··· RECORDS TO PROCESS ···

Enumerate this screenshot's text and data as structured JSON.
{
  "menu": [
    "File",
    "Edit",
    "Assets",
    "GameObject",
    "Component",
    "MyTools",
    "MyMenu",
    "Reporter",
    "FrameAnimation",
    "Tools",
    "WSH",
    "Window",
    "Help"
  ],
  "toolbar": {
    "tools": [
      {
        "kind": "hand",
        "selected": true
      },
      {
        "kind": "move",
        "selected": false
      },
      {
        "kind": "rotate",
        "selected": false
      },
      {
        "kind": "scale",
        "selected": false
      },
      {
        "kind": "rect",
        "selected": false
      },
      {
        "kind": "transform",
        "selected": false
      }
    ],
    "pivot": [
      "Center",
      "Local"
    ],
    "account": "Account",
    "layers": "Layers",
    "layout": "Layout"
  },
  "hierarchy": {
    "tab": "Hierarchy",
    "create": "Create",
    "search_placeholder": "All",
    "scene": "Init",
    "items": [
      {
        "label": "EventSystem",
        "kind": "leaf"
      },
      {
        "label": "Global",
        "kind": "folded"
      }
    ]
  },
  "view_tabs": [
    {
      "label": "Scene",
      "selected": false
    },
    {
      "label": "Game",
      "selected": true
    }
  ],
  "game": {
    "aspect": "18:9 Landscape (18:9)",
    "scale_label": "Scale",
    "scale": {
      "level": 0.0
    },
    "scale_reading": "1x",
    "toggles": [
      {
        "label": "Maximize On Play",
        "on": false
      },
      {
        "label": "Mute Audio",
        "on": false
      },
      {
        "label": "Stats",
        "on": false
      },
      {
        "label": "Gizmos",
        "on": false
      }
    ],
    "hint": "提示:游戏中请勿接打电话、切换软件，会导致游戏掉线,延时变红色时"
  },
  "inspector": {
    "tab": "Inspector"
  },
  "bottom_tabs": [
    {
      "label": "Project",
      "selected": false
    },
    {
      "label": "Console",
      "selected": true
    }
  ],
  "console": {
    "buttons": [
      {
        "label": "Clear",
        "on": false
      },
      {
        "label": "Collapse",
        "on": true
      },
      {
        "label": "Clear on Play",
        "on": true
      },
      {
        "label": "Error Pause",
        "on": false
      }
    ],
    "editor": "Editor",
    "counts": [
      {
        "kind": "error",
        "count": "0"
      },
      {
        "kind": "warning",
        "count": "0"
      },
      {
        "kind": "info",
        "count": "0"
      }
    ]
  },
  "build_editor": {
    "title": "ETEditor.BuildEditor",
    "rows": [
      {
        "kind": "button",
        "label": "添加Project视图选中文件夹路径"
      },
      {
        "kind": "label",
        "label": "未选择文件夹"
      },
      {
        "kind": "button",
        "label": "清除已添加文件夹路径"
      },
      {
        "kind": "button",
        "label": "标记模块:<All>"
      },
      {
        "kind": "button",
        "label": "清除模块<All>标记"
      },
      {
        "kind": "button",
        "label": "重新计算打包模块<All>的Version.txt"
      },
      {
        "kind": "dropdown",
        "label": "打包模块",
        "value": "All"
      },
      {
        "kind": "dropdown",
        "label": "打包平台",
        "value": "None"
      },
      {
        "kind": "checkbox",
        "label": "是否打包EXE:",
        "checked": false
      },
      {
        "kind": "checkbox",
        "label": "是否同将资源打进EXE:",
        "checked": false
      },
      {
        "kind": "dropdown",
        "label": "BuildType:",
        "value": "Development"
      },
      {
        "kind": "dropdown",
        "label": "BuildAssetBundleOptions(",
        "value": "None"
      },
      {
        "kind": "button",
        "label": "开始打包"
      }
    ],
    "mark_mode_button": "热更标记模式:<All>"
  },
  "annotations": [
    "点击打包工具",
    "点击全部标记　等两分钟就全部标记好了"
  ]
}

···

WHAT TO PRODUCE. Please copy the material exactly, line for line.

RESULT OF THE EXERCISE.
Enumerate this screenshot's text and data as structured JSON.
{
  "menu": [
    "File",
    "Edit",
    "Assets",
    "GameObject",
    "Component",
    "MyTools",
    "MyMenu",
    "Reporter",
    "FrameAnimation",
    "Tools",
    "WSH",
    "Window",
    "Help"
  ],
  "toolbar": {
    "tools": [
      {
        "kind": "hand",
        "selected": true
      },
      {
        "kind": "move",
        "selected": false
      },
      {
        "kind": "rotate",
        "selected": false
      },
      {
        "kind": "scale",
        "selected": false
      },
      {
        "kind": "rect",
        "selected": false
      },
      {
        "kind": "transform",
        "selected": false
      }
    ],
    "pivot": [
      "Center",
      "Local"
    ],
    "account": "Account",
    "layers": "Layers",
    "layout": "Layout"
  },
  "hierarchy": {
    "tab": "Hierarchy",
    "create": "Create",
    "search_placeholder": "All",
    "scene": "Init",
    "items": [
      {
        "label": "EventSystem",
        "kind": "leaf"
      },
      {
        "label": "Global",
        "kind": "folded"
      }
    ]
  },
  "view_tabs": [
    {
      "label": "Scene",
      "selected": false
    },
    {
      "label": "Game",
      "selected": true
    }
  ],
  "game": {
    "aspect": "18:9 Landscape (18:9)",
    "scale_label": "Scale",
    "scale": {
      "level": 0.0
    },
    "scale_reading": "1x",
    "toggles": [
      {
        "label": "Maximize On Play",
        "on": false
      },
      {
        "label": "Mute Audio",
        "on": false
      },
      {
        "label": "Stats",
        "on": false
      },
      {
        "label": "Gizmos",
        "on": false
      }
    ],
    "hint": "提示:游戏中请勿接打电话、切换软件，会导致游戏掉线,延时变红色时"
  },
  "inspector": {
    "tab": "Inspector"
  },
  "bottom_tabs": [
    {
      "label": "Project",
      "selected": false
    },
    {
      "label": "Console",
      "selected": true
    }
  ],
  "console": {
    "buttons": [
      {
        "label": "Clear",
        "on": false
      },
      {
        "label": "Collapse",
        "on": true
      },
      {
        "label": "Clear on Play",
        "on": true
      },
      {
        "label": "Error Pause",
        "on": false
      }
    ],
    "editor": "Editor",
    "counts": [
      {
        "kind": "error",
        "count": "0"
      },
      {
        "kind": "warning",
        "count": "0"
      },
      {
        "kind": "info",
        "count": "0"
      }
    ]
  },
  "build_editor": {
    "title": "ETEditor.BuildEditor",
    "rows": [
      {
        "kind": "button",
        "label": "添加Project视图选中文件夹路径"
      },
      {
        "kind": "label",
        "label": "未选择文件夹"
      },
      {
        "kind": "button",
        "label": "清除已添加文件夹路径"
      },
      {
        "kind": "button",
        "label": "标记模块:<All>"
      },
      {
        "kind": "button",
        "label": "清除模块<All>标记"
      },
      {
        "kind": "button",
        "label": "重新计算打包模块<All>的Version.txt"
      },
      {
        "kind": "dropdown",
        "label": "打包模块",
        "value": "All"
      },
      {
        "kind": "dropdown",
        "label": "打包平台",
        "value": "None"
      },
      {
        "kind": "checkbox",
        "label": "是否打包EXE:",
        "checked": false
      },
      {
        "kind": "checkbox",
        "label": "是否同将资源打进EXE:",
        "checked": false
      },
      {
        "kind": "dropdown",
        "label": "BuildType:",
        "value": "Development"
      },
      {
        "kind": "dropdown",
        "label": "BuildAssetBundleOptions(",
        "value": "None"
      },
      {
        "kind": "button",
        "label": "开始打包"
      }
    ],
    "mark_mode_button": "热更标记模式:<All>"
  },
  "annotations": [
    "点击打包工具",
    "点击全部标记　等两分钟就全部标记好了"
  ]
}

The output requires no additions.